===== Material for the task

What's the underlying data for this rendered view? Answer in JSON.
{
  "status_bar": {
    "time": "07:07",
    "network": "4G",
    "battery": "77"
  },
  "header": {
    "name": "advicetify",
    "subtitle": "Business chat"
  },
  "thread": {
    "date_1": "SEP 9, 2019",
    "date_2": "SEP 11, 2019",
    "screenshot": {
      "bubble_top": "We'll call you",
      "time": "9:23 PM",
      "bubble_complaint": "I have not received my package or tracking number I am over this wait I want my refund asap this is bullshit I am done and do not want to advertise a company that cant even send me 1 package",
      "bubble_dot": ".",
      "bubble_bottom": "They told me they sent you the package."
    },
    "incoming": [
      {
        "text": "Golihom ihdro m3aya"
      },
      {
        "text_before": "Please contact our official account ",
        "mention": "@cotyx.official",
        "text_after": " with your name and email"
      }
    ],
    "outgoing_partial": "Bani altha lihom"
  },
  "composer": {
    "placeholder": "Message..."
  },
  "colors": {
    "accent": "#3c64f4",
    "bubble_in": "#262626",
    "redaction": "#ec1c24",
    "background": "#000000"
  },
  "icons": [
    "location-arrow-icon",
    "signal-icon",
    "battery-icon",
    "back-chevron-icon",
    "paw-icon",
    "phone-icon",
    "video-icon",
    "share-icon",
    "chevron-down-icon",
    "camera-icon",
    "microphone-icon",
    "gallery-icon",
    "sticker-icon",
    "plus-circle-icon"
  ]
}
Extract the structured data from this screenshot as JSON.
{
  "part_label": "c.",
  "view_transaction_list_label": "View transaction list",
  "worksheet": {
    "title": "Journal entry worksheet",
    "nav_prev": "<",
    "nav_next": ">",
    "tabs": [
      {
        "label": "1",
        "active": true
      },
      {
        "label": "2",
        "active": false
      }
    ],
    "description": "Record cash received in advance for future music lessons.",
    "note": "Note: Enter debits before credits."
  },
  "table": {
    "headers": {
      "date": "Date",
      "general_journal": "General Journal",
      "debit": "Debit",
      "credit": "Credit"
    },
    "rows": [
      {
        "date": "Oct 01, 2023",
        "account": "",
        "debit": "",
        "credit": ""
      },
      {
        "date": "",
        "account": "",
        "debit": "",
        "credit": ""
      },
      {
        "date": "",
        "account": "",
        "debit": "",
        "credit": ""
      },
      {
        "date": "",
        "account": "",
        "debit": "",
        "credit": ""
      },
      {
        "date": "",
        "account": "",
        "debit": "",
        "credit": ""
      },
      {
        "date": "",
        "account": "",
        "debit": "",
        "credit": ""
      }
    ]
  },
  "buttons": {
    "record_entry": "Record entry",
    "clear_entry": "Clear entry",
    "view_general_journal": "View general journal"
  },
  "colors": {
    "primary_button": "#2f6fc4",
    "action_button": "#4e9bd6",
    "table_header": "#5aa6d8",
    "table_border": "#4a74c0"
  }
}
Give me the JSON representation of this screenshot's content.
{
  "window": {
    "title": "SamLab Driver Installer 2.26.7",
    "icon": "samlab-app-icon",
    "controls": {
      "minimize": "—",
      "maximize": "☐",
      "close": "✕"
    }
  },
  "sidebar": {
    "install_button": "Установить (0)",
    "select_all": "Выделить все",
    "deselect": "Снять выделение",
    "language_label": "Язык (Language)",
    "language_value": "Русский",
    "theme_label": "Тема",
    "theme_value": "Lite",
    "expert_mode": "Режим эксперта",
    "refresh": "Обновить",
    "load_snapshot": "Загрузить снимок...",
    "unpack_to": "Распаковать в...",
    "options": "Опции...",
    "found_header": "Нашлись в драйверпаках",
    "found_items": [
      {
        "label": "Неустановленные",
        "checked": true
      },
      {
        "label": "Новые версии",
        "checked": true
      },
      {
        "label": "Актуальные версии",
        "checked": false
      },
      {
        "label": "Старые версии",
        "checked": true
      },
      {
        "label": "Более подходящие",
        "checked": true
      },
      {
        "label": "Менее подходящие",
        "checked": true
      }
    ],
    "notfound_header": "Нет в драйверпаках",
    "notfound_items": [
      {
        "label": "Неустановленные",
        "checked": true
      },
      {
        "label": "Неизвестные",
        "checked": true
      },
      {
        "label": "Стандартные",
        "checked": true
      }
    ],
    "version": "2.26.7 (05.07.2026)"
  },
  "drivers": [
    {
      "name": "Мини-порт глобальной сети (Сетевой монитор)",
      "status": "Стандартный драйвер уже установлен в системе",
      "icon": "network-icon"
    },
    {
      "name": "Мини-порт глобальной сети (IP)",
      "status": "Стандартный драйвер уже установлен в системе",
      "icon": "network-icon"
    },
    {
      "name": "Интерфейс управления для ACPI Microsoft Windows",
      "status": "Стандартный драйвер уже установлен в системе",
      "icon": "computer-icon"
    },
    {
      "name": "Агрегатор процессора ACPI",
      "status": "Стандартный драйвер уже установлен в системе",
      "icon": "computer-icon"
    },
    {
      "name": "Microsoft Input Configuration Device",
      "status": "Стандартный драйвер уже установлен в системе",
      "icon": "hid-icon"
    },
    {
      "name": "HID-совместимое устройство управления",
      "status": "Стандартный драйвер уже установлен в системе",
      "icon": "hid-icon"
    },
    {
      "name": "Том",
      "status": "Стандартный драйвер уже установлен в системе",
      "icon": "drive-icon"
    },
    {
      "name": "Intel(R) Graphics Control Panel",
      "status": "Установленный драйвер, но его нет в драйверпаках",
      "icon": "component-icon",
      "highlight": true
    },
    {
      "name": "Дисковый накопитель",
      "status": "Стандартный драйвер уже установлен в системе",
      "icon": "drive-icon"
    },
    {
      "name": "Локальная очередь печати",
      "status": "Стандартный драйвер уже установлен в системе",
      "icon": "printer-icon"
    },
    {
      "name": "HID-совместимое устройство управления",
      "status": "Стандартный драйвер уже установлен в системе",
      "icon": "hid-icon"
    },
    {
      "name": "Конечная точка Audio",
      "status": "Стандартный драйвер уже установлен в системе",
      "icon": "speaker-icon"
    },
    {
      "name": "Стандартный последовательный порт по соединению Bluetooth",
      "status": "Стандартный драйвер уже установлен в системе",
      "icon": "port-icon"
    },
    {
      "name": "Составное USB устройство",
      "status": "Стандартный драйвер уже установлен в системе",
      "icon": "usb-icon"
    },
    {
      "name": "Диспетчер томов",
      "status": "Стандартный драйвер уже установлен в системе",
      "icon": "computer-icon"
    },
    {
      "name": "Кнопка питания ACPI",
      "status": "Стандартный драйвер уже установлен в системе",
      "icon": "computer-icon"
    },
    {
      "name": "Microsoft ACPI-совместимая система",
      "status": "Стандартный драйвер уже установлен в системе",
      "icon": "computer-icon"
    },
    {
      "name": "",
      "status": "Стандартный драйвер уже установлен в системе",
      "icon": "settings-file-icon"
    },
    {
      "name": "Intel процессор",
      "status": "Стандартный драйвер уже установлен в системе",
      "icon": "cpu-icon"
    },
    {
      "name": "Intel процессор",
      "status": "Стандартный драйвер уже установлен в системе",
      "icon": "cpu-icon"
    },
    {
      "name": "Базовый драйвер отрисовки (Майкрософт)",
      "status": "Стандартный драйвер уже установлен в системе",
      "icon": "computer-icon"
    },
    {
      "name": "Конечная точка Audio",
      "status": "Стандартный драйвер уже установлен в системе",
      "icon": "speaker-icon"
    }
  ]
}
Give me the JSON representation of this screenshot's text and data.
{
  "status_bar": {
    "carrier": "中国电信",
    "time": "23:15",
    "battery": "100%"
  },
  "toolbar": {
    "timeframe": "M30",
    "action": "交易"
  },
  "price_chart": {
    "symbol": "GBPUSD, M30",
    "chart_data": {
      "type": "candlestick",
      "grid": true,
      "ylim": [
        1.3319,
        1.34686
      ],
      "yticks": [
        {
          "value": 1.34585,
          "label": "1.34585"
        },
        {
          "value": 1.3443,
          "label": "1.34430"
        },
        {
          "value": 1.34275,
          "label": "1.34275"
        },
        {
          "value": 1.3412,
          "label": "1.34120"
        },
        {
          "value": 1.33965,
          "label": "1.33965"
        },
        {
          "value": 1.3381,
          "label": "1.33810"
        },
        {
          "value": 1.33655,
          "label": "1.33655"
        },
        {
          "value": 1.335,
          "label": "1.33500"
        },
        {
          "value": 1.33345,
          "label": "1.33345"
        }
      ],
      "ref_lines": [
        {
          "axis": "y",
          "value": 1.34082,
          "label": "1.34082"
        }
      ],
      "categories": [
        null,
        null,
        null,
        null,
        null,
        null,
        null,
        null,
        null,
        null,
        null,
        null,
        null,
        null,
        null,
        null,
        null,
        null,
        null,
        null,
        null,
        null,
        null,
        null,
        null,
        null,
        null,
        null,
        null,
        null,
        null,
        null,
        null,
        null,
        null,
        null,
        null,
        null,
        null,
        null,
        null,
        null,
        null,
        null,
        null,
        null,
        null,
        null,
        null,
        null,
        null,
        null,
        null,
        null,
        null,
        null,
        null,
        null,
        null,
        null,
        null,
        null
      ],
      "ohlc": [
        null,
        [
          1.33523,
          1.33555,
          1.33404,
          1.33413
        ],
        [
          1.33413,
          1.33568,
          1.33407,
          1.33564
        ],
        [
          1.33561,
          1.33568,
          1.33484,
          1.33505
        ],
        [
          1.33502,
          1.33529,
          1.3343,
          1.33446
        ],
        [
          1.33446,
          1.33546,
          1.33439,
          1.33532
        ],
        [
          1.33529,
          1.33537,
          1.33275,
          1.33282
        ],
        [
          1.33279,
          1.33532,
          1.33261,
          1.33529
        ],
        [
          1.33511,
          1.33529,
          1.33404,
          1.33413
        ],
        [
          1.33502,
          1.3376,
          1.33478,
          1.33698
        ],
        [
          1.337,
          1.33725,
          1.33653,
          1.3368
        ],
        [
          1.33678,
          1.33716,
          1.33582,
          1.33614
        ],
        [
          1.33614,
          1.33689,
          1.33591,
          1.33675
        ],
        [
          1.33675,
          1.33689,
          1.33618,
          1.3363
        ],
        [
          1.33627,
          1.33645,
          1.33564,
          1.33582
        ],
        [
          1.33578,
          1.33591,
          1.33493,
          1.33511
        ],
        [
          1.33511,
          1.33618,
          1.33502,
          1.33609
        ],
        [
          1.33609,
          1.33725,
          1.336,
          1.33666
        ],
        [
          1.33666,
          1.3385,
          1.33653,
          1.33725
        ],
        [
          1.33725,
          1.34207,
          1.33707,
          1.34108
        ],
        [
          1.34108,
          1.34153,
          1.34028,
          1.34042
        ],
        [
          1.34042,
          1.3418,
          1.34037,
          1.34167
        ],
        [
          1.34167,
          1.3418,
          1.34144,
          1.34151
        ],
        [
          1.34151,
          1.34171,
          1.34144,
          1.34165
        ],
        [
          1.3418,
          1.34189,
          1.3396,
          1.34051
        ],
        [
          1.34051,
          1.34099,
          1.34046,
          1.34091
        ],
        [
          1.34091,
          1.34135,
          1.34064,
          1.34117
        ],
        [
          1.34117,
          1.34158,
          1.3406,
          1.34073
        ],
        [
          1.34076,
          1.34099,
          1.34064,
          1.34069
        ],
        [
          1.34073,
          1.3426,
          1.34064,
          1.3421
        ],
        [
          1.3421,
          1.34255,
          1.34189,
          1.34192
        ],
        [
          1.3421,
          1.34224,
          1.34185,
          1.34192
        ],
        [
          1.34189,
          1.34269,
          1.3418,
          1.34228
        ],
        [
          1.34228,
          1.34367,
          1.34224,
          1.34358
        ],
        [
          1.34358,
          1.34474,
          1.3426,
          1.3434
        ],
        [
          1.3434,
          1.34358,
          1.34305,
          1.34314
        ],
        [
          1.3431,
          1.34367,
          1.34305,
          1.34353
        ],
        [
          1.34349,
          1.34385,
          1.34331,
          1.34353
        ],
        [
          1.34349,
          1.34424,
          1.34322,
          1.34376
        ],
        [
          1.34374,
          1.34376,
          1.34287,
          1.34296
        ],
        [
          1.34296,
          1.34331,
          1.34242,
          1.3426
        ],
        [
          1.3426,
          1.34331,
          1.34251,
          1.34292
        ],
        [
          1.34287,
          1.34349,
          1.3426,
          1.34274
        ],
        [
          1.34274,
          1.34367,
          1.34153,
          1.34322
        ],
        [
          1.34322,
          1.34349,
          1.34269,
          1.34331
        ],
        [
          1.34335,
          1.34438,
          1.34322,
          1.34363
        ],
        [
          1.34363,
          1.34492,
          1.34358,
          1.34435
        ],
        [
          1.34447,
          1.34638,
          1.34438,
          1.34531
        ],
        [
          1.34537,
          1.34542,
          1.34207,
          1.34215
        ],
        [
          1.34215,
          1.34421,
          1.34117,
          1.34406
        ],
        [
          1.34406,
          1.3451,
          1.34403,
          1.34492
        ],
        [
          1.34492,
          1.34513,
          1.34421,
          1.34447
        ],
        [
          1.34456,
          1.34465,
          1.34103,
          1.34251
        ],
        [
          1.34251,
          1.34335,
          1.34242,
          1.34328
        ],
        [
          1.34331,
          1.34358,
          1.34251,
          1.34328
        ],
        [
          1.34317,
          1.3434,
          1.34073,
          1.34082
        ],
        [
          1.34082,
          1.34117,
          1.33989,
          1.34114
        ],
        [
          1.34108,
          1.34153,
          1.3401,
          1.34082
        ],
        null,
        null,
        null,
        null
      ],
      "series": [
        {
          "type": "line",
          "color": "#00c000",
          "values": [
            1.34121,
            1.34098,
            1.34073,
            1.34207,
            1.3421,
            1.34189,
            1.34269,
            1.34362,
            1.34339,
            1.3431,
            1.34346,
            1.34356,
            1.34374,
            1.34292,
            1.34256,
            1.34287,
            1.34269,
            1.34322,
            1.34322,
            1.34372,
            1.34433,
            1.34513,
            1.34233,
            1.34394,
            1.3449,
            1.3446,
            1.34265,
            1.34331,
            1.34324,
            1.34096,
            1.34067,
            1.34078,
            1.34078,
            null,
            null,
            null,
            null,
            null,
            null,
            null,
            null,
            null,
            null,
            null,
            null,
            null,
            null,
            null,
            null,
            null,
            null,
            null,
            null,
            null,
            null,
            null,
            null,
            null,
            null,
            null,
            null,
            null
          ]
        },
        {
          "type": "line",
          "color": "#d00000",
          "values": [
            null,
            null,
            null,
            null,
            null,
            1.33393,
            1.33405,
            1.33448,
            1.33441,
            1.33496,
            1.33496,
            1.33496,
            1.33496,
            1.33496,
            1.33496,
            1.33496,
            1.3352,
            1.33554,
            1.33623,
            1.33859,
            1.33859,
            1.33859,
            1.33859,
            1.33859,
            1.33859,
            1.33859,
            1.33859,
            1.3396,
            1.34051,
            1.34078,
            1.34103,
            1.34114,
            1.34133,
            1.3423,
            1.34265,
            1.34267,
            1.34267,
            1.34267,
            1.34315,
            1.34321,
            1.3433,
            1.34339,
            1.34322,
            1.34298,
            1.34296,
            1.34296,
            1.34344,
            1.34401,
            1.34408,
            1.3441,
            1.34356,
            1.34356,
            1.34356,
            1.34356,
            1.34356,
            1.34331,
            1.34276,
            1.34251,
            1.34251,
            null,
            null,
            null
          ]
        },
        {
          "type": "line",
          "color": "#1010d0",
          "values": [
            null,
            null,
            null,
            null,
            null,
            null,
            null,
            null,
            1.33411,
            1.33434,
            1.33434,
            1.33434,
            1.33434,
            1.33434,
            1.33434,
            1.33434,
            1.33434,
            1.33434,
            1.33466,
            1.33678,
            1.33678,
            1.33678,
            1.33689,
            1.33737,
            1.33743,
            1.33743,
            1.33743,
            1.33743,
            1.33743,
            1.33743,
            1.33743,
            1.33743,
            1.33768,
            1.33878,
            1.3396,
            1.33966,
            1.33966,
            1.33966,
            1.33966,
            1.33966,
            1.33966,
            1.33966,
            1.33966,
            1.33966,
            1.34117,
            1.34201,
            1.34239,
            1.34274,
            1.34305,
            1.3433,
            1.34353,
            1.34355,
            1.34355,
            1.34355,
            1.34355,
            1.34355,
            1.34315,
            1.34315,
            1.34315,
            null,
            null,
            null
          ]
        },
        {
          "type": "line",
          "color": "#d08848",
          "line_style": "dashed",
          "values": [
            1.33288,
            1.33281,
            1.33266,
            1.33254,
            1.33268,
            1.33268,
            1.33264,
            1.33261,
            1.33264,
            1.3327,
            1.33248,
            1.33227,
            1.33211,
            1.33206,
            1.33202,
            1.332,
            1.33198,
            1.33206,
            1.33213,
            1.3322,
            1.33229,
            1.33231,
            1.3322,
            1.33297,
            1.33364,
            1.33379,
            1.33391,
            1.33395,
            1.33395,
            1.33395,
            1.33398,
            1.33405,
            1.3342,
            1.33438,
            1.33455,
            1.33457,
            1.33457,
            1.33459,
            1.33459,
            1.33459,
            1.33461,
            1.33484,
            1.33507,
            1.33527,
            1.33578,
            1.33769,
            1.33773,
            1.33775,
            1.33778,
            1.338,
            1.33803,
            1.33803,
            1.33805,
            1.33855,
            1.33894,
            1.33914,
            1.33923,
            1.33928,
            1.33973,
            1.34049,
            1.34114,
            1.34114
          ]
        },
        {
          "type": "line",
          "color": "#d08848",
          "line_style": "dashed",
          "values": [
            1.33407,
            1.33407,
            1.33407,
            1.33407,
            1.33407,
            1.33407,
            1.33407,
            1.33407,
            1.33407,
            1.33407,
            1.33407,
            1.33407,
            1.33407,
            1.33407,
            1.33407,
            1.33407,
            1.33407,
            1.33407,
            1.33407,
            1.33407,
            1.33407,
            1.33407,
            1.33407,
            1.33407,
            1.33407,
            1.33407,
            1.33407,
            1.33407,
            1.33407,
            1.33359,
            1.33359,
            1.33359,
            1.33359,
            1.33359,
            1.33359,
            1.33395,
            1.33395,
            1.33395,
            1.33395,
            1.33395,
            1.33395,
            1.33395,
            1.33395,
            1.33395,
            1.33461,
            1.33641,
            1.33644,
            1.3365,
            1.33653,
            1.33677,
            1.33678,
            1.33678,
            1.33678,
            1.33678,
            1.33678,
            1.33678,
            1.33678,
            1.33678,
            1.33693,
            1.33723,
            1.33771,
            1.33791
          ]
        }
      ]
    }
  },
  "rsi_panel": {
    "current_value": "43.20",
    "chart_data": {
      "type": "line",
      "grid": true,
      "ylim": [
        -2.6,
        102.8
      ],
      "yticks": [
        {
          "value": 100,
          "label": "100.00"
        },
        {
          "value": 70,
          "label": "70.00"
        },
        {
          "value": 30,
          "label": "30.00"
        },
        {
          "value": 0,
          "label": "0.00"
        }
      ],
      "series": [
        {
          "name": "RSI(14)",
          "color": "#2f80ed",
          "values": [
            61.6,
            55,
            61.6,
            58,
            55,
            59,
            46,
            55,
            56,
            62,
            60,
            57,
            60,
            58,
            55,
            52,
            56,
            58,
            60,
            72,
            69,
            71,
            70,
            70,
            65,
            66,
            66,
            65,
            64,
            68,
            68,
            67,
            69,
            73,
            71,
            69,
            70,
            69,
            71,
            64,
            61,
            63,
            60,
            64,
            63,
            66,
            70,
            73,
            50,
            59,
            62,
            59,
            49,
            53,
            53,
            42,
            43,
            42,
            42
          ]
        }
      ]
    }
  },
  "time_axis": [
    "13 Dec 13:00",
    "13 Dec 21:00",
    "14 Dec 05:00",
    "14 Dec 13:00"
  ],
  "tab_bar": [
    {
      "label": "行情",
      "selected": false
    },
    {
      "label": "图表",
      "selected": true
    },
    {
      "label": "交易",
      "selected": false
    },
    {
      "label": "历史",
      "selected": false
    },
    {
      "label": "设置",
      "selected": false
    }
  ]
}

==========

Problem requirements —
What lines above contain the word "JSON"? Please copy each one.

Task answer —
What's the underlying data for this rendered view? Answer in JSON.
Extract the structured data from this screenshot as JSON.
Give me the JSON representation of this screenshot's content.
Give me the JSON representation of this screenshot's text and data.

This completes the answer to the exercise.